ALBANY – An anti-corruption commission report released Monday proposes taxpayers’ money be used to help fund political campaigns among a slew of ideas to combat Albany’s notorious misconduct but calls for no heads to roll.
The commission, created by Democratic Gov. Andrew M. Cuomo six months ago, proposes many of the ideas that had been sought by Cuomo but were rejected by the Legislature. Whether the Legislature, which has fought the commission’s subpoenas, is any more willing to support Cuomo’s reforms is uncertain going into an election year.
The commission also seeks lower limits for contributions, greater disclosure of legislators’ private law firm clients, greater disclosure of who contributes to politicians and political parties and a new enforcement body.
“Our ongoing investigations have revealed phantom health clinics, inexplicable statutes, pay-to-play arrangements, under-disclosed outside income, misuse of party ‘housekeeping accounts,’ potentially improper use of campaign funds, and more,” the preliminary report concluded. “The need for reform, now, is clear. Delay should not be an option. We have proposed in this report a broad menu of reforms. These measures will be a strong step toward reining in corruption and restoring New Yorkers’ trust in government.”
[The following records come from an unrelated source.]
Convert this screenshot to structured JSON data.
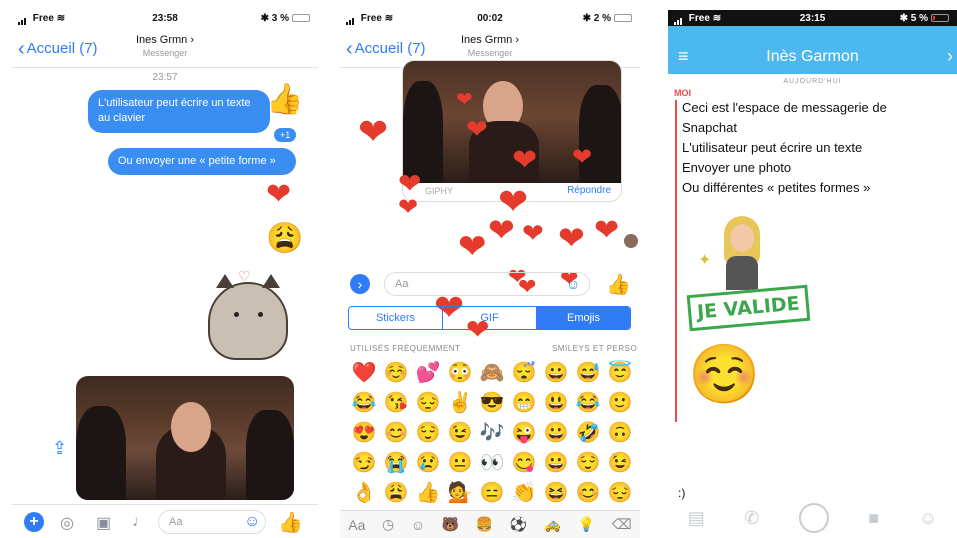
{
  "panel1": {
    "status": {
      "carrier": "Free",
      "time": "23:58",
      "battery": "3 %"
    },
    "back_label": "Accueil (7)",
    "title": "Ines Grmn",
    "title_chevron": "›",
    "subtitle": "Messenger",
    "timestamp": "23:57",
    "messages": [
      "L'utilisateur peut écrire un texte au clavier",
      "Ou envoyer une « petite forme »"
    ],
    "reaction_count": "+1",
    "composer_placeholder": "Aa",
    "colors": {
      "accent": "#2f7cf6",
      "bubble": "#3a8ef2",
      "heart": "#e53b2c"
    }
  },
  "panel2": {
    "status": {
      "carrier": "Free",
      "time": "00:02",
      "battery": "2 %"
    },
    "back_label": "Accueil (7)",
    "title": "Ines Grmn",
    "title_chevron": "›",
    "subtitle": "Messenger",
    "giphy_label": "GIPHY",
    "reply_label": "Répondre",
    "input_placeholder": "Aa",
    "tabs": [
      {
        "label": "Stickers",
        "active": false
      },
      {
        "label": "GIF",
        "active": false
      },
      {
        "label": "Emojis",
        "active": true
      }
    ],
    "section_frequent": "UTILISÉS FRÉQUEMMENT",
    "section_smileys": "SMILEYS ET PERSO",
    "emojis": [
      "❤️",
      "☺️",
      "💕",
      "😳",
      "🙈",
      "😴",
      "😀",
      "😅",
      "😇",
      "😂",
      "😘",
      "😔",
      "✌️",
      "😎",
      "😁",
      "😃",
      "😂",
      "🙂",
      "😍",
      "😊",
      "😌",
      "😉",
      "🎶",
      "😜",
      "😀",
      "🤣",
      "🙃",
      "😏",
      "😭",
      "😢",
      "😐",
      "👀",
      "😋",
      "😀",
      "😌",
      "😉",
      "👌",
      "😩",
      "👍",
      "💁",
      "😑",
      "👏",
      "😆",
      "😊",
      "😔"
    ],
    "keyboard_label": "Aa",
    "category_icons": [
      "clock-icon",
      "smiley-icon",
      "bear-icon",
      "burger-icon",
      "ball-icon",
      "car-icon",
      "bulb-icon",
      "delete-icon"
    ]
  },
  "panel3": {
    "status": {
      "carrier": "Free",
      "time": "23:15",
      "battery": "5 %"
    },
    "title": "Inès Garmon",
    "today_label": "AUJOURD'HUI",
    "sender_label": "MOI",
    "messages": [
      "Ceci est l'espace de messagerie de",
      "Snapchat",
      "L'utilisateur peut écrire un texte",
      "Envoyer une photo",
      "Ou différentes « petites formes »"
    ],
    "sticker_text": "JE VALIDE",
    "input_text": ":)",
    "colors": {
      "header": "#4bb9f0",
      "sender": "#e94c4c",
      "sticker": "#3aa84a"
    }
  }
}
The commission has the power to refer cases to local prosecutors but doesn’t mention any legislators in this report. The commission will continue to operate, but the report was a major goal.
Cuomo told former Democratic Gov. David Paterson on his radio show the public has lost confidence and “the public has lost trust.”
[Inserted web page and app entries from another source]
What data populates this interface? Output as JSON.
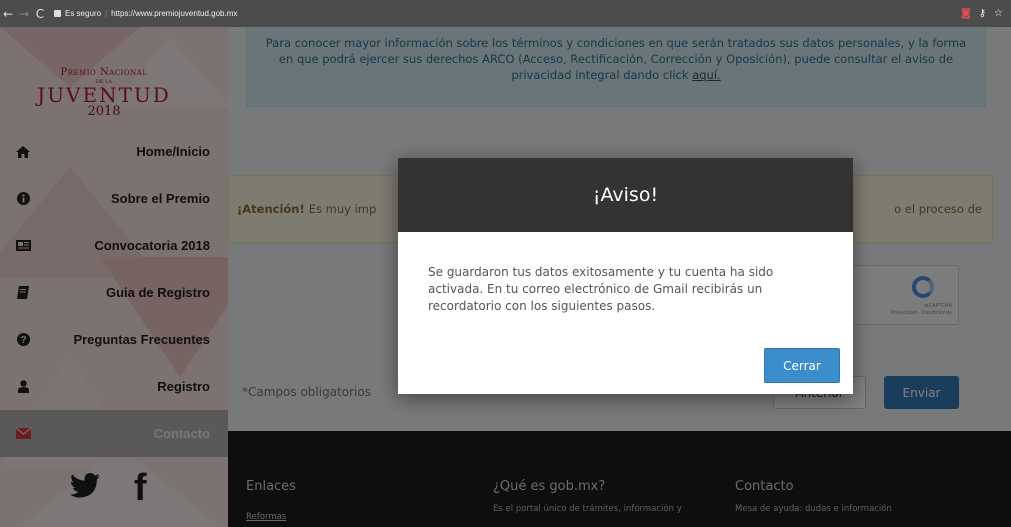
{
  "browser": {
    "secure_label": "Es seguro",
    "url": "https://www.premiojuventud.gob.mx"
  },
  "logo": {
    "line1": "Premio Nacional",
    "line2": "de la",
    "line3": "Juventud",
    "year": "2018"
  },
  "sidebar": {
    "items": [
      {
        "label": "Home/Inicio",
        "icon": "home-icon"
      },
      {
        "label": "Sobre el Premio",
        "icon": "info-icon"
      },
      {
        "label": "Convocatoria 2018",
        "icon": "newspaper-icon"
      },
      {
        "label": "Guia de Registro",
        "icon": "book-icon"
      },
      {
        "label": "Preguntas Frecuentes",
        "icon": "question-icon"
      },
      {
        "label": "Registro",
        "icon": "user-icon"
      },
      {
        "label": "Contacto",
        "icon": "envelope-icon",
        "active": true
      }
    ],
    "social": {
      "twitter": "twitter-icon",
      "facebook": "facebook-icon"
    }
  },
  "main": {
    "privacy_text": "Para conocer mayor información sobre los términos y condiciones en que serán tratados sus datos personales, y la forma en que podrá ejercer sus derechos ARCO (Acceso, Rectificación, Corrección y Oposición), puede consultar el aviso de privacidad integral dando click",
    "privacy_link": "aquí.",
    "attention_label": "¡Atención!",
    "attention_text": "Es muy imp",
    "attention_tail": "o el proceso de",
    "recaptcha_label": "reCAPTCHA",
    "recaptcha_sub": "Privacidad · Condiciones",
    "required_note": "*Campos obligatorios",
    "prev_button": "Anterior",
    "send_button": "Enviar"
  },
  "footer": {
    "col1": {
      "title": "Enlaces",
      "link": "Reformas"
    },
    "col2": {
      "title": "¿Qué es gob.mx?",
      "text": "Es el portal único de trámites, información y"
    },
    "col3": {
      "title": "Contacto",
      "text": "Mesa de ayuda: dudas e información"
    }
  },
  "modal": {
    "title": "¡Aviso!",
    "message": "Se guardaron tus datos exitosamente y tu cuenta ha sido activada. En tu correo electrónico de Gmail recibirás un recordatorio con los siguientes pasos.",
    "close_button": "Cerrar"
  }
}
“If we restore trust,” Cuomo said in addressing lawmakers, “your power is actually increased as is your ability to do good.”
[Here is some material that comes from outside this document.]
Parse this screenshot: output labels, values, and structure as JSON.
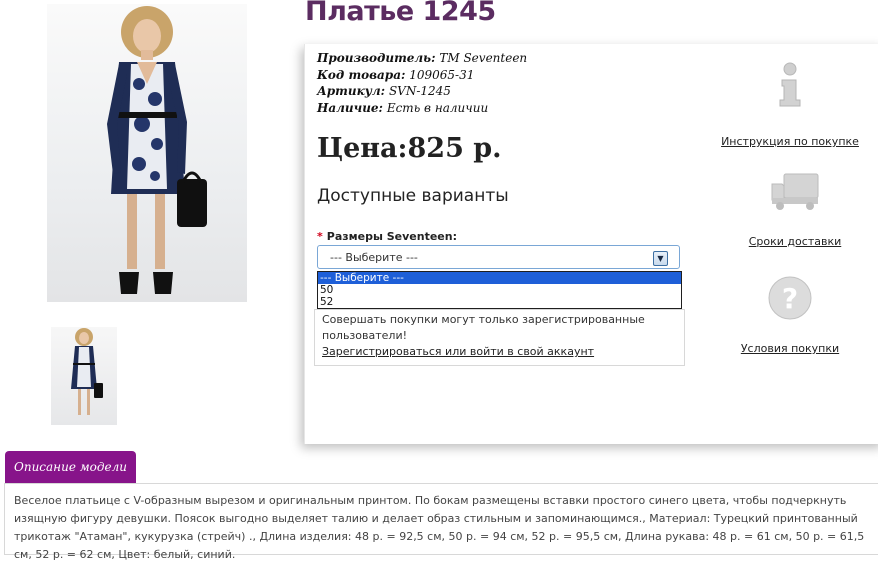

Cuomo created the commission after the latest spate of corruption cases brought by federal prosecutors. About 30 public officials have been involved in corruption cases over the last seven years.
The commission is in the hands of Cuomo. He’s expected to seek a deal with the Legislature, but his Moreland Commission has driven more of a wedge between him and the legislators, all of whom are seeking re-election next year.
Cuomo was criticized for his involvement with the commission, which had been billed as an independent body headed by top prosecutors but spent much of its public time examining the ethical behavior of the Legislature.
The most recent corruption cases involved legislators, rather than any executive branch employees.
The State Senate’s Republicans, who’ve long opposed using public money to fund campaigns, declined to comment on Monday. The Legislature would have to approve the recommendations.
Sen. Jeffrey Klein, leader of the Independent Democratic Conference, which shares control of the Senate with Republicans, said: “Six months after the Moreland Commission first convened, we find ourselves back at Square 1, negotiating a comprehensive ethics reform bill with the governor and members of the Legislature.”
The IDC and Assembly Democrats support versions of many of the proposals.
Meanwhile, Cuomo has built a nearly unassailable $30 million campaign fund. He has benefited from campaign-like TV ads from a lobbying group that refused to identify its donors and from fundraisers such as his birthday event today, which will feature entertainer Billy Joel.